# TASK PROMPT
How many lines of the material below contain the string "Daniel"? Answer with the number and nothing else.
++++ DATA SHOWN ++++
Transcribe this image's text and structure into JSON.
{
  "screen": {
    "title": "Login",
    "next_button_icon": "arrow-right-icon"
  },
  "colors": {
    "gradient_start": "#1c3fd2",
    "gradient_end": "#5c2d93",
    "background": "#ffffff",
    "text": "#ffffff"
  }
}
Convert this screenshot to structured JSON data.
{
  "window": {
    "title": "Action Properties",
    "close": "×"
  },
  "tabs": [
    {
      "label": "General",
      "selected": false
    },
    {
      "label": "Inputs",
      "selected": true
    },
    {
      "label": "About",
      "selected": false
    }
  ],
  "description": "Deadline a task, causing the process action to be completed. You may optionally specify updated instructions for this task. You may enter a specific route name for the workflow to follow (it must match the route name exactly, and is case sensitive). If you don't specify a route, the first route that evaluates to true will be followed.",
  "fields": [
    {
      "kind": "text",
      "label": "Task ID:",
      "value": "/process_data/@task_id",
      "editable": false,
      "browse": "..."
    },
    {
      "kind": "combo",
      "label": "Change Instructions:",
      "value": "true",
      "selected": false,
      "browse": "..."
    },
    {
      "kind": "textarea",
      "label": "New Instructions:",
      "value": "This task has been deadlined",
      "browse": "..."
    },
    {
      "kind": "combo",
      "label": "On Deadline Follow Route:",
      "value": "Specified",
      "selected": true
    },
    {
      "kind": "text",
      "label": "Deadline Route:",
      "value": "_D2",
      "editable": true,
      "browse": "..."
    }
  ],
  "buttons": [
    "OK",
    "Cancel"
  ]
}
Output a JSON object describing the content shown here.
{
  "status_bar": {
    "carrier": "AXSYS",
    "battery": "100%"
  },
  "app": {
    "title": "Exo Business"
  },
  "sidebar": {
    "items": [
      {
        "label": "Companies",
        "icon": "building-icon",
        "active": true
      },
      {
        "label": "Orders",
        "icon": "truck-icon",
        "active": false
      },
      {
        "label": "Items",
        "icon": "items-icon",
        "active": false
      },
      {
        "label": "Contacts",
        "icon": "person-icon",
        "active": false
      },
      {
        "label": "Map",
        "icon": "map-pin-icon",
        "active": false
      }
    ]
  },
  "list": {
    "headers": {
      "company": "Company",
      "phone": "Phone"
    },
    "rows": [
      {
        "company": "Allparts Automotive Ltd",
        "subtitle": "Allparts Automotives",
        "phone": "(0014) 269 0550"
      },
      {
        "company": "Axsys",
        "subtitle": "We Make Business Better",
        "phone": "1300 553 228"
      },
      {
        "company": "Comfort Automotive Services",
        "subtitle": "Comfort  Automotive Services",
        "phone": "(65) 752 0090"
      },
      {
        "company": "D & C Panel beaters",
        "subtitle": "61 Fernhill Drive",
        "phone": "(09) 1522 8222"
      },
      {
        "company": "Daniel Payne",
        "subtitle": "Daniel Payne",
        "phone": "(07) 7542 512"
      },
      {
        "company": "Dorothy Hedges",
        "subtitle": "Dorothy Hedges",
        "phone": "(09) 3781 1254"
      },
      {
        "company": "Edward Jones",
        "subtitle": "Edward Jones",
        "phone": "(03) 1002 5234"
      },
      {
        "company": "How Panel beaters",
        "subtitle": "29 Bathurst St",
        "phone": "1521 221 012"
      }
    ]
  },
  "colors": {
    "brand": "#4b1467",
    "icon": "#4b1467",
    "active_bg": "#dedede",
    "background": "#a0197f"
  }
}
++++
# ANSWER BOX
2